The same principle applies to talented key position players in the AFL. If a player can play equally well at either end of the ground, it is better to play them forward. They can dictate terms, force the opposition defensive structure to react to their presence, and demand the ball be kicked to them, having a greater influence on the game.
In defence, their involvement depends on how the opposition are moving the ball up the ground, and how the opposition structure their forward line.Opposition teams can take a defender away from the contest if he follows his man. If your midfield is pressuring the ball effectively and you have an Easton Wood type zoning off and taking intercept marks to low quality dump kicks, and you had a player who can Alex Rance in defence and Tom Hawkins up forward, having him play like Alex Rance in defence would be a waste given the job’s half done with such effective midfield pressure.

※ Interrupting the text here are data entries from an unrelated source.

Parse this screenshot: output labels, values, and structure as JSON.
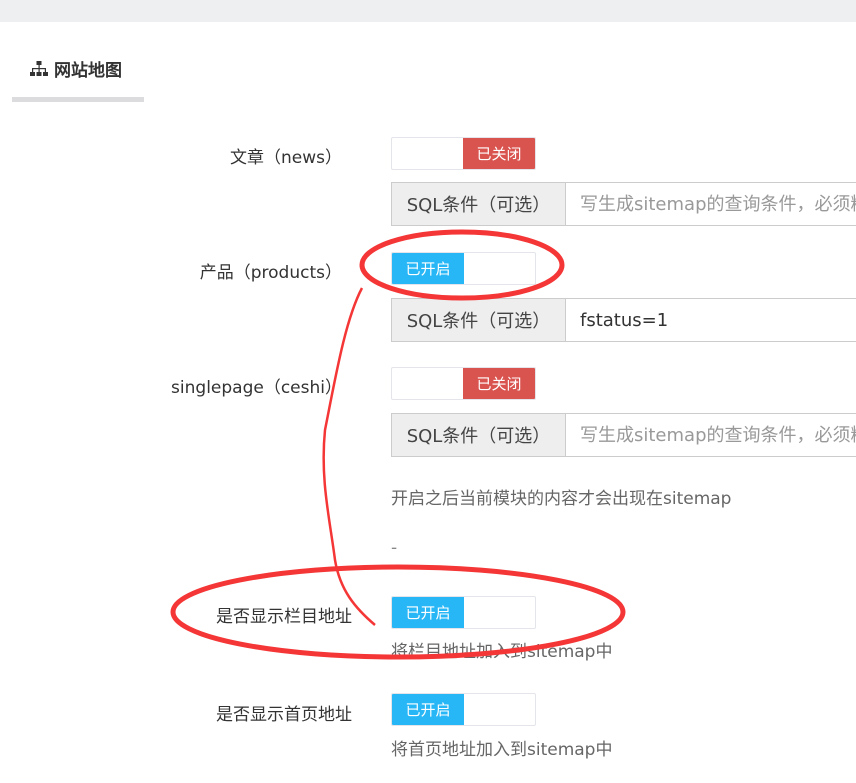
{
  "tab": {
    "icon": "sitemap-icon",
    "label": "网站地图"
  },
  "modules": [
    {
      "label": "文章（news）",
      "state": "已关闭",
      "enabled": false,
      "sql_label": "SQL条件（可选）",
      "sql_value": "",
      "sql_placeholder": "写生成sitemap的查询条件，必须精"
    },
    {
      "label": "产品（products）",
      "state": "已开启",
      "enabled": true,
      "sql_label": "SQL条件（可选）",
      "sql_value": "fstatus=1",
      "sql_placeholder": ""
    },
    {
      "label": "singlepage（ceshi）",
      "state": "已关闭",
      "enabled": false,
      "sql_label": "SQL条件（可选）",
      "sql_value": "",
      "sql_placeholder": "写生成sitemap的查询条件，必须精"
    }
  ],
  "modules_help": "开启之后当前模块的内容才会出现在sitemap",
  "dash": "-",
  "show_category": {
    "label": "是否显示栏目地址",
    "state": "已开启",
    "enabled": true,
    "help": "将栏目地址加入到sitemap中"
  },
  "show_home": {
    "label": "是否显示首页地址",
    "state": "已开启",
    "enabled": true,
    "help": "将首页地址加入到sitemap中"
  },
  "colors": {
    "on": "#27b6f6",
    "off": "#d9534f",
    "annotation": "#f53636"
  }
}
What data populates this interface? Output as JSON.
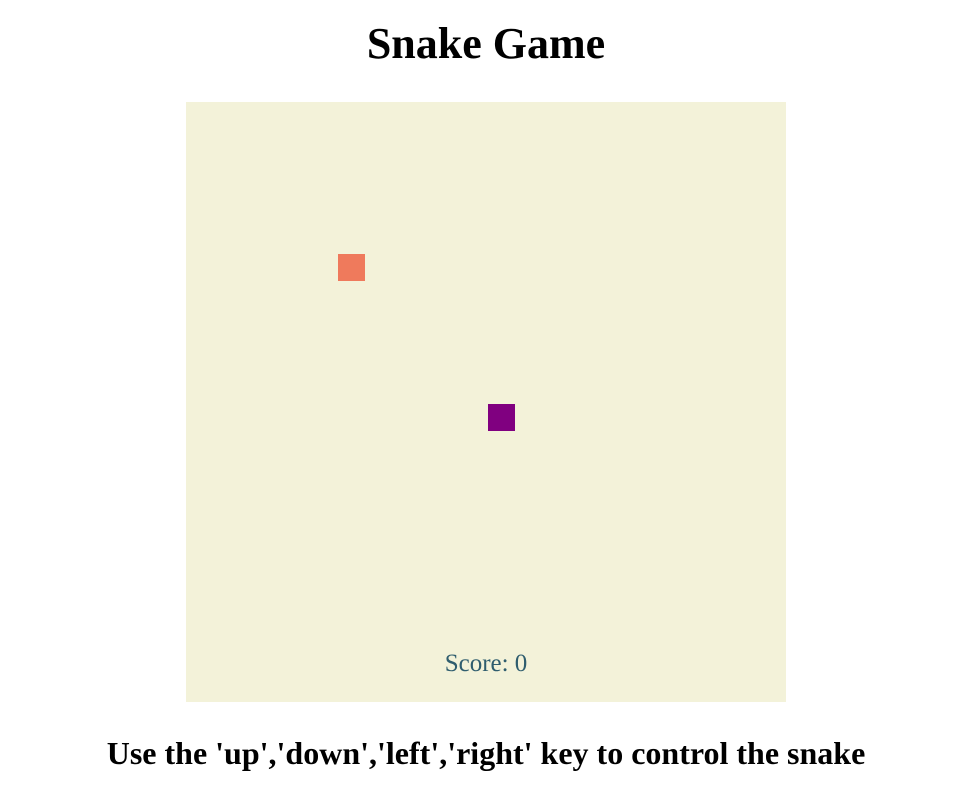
{
  "title": "Snake Game",
  "board": {
    "columns": 20,
    "rows": 20,
    "background_color": "#f3f2d9",
    "food": {
      "col": 5,
      "row": 5,
      "color": "#ef7a5c"
    },
    "snake": {
      "cells": [
        {
          "col": 10,
          "row": 10
        }
      ],
      "color": "#800080"
    },
    "score_label": "Score: 0",
    "score_color": "#2f5d6e"
  },
  "instructions": "Use the 'up','down','left','right' key to control the snake"
}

The question is now asked of Weitering – even though he’s a natural defender, how much better of a defender than forward does he have to be to provide most value in defence? We also have to be concerned about the fallacy of sunk costs – just because Carlton should have taken Schache instead of Weitering, doesn’t mean we should play Weitering up forward for that reason.
Players like Daniel Talia are clearly not anywhere near good enough forwards to be played there, whilst others like Harris Andrews have been debuted, or even trialled up forward, whilst showing promising signs, ultimately provide more value in defence.
It’s important to then not over-value Weitering’s performance in defence given that’s what he was drafted for, and not to under-estimate his performances up forward. Whilst impressive for a first-year player, Weitering’s material impact wasn’t as significant as many believe – he only averaged 5.5 intercept possessions. Up forward, meanwhile, in the rare times last season, he was relatively impressive, kicking two against West Coast, and obviously kicking three against Richmond. For a player who is a ‘natural’ defender he played up forward effectively enough to suggest that it is of greater value to continue to play him in that position.
Considering all the above, Carlton were right to play Weitering up forward and should continue to play him in that position into the future.